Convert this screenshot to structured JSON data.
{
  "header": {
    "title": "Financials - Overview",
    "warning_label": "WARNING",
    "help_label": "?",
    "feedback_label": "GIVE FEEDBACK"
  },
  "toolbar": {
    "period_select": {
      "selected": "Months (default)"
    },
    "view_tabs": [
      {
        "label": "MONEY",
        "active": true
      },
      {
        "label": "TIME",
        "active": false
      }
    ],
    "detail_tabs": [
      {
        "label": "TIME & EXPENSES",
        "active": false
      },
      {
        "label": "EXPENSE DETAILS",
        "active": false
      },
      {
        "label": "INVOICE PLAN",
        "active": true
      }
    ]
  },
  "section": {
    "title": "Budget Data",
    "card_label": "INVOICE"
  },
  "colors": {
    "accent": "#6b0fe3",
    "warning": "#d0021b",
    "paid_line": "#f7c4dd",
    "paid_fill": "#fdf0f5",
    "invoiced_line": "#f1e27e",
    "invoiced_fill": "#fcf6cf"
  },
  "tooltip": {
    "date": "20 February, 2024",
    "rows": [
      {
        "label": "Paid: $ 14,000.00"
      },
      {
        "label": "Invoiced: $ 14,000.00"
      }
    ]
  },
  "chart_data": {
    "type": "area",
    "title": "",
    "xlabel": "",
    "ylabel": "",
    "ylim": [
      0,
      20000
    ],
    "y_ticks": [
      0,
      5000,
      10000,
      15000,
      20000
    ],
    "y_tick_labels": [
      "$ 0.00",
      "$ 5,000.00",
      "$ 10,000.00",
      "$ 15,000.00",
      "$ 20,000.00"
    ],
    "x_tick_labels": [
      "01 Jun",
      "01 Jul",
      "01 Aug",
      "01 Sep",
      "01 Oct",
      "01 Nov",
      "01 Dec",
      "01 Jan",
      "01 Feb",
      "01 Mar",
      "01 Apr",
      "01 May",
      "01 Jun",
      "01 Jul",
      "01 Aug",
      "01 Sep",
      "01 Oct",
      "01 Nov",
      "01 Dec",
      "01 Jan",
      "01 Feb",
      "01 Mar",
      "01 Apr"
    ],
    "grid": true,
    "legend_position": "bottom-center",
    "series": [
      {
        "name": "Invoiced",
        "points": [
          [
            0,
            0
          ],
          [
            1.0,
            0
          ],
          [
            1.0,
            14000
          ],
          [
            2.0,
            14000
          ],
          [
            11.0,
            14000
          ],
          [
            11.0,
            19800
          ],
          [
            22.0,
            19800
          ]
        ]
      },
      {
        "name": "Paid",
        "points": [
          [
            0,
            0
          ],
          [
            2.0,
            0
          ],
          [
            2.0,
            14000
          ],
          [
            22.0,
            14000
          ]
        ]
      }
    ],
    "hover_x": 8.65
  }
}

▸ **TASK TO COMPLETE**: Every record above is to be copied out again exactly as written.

▸ **EXERCISE OUTPUT**:
Convert this screenshot to structured JSON data.
{
  "header": {
    "title": "Financials - Overview",
    "warning_label": "WARNING",
    "help_label": "?",
    "feedback_label": "GIVE FEEDBACK"
  },
  "toolbar": {
    "period_select": {
      "selected": "Months (default)"
    },
    "view_tabs": [
      {
        "label": "MONEY",
        "active": true
      },
      {
        "label": "TIME",
        "active": false
      }
    ],
    "detail_tabs": [
      {
        "label": "TIME & EXPENSES",
        "active": false
      },
      {
        "label": "EXPENSE DETAILS",
        "active": false
      },
      {
        "label": "INVOICE PLAN",
        "active": true
      }
    ]
  },
  "section": {
    "title": "Budget Data",
    "card_label": "INVOICE"
  },
  "colors": {
    "accent": "#6b0fe3",
    "warning": "#d0021b",
    "paid_line": "#f7c4dd",
    "paid_fill": "#fdf0f5",
    "invoiced_line": "#f1e27e",
    "invoiced_fill": "#fcf6cf"
  },
  "tooltip": {
    "date": "20 February, 2024",
    "rows": [
      {
        "label": "Paid: $ 14,000.00"
      },
      {
        "label": "Invoiced: $ 14,000.00"
      }
    ]
  },
  "chart_data": {
    "type": "area",
    "title": "",
    "xlabel": "",
    "ylabel": "",
    "ylim": [
      0,
      20000
    ],
    "y_ticks": [
      0,
      5000,
      10000,
      15000,
      20000
    ],
    "y_tick_labels": [
      "$ 0.00",
      "$ 5,000.00",
      "$ 10,000.00",
      "$ 15,000.00",
      "$ 20,000.00"
    ],
    "x_tick_labels": [
      "01 Jun",
      "01 Jul",
      "01 Aug",
      "01 Sep",
      "01 Oct",
      "01 Nov",
      "01 Dec",
      "01 Jan",
      "01 Feb",
      "01 Mar",
      "01 Apr",
      "01 May",
      "01 Jun",
      "01 Jul",
      "01 Aug",
      "01 Sep",
      "01 Oct",
      "01 Nov",
      "01 Dec",
      "01 Jan",
      "01 Feb",
      "01 Mar",
      "01 Apr"
    ],
    "grid": true,
    "legend_position": "bottom-center",
    "series": [
      {
        "name": "Invoiced",
        "points": [
          [
            0,
            0
          ],
          [
            1.0,
            0
          ],
          [
            1.0,
            14000
          ],
          [
            2.0,
            14000
          ],
          [
            11.0,
            14000
          ],
          [
            11.0,
            19800
          ],
          [
            22.0,
            19800
          ]
        ]
      },
      {
        "name": "Paid",
        "points": [
          [
            0,
            0
          ],
          [
            2.0,
            0
          ],
          [
            2.0,
            14000
          ],
          [
            22.0,
            14000
          ]
        ]
      }
    ],
    "hover_x": 8.65
  }
}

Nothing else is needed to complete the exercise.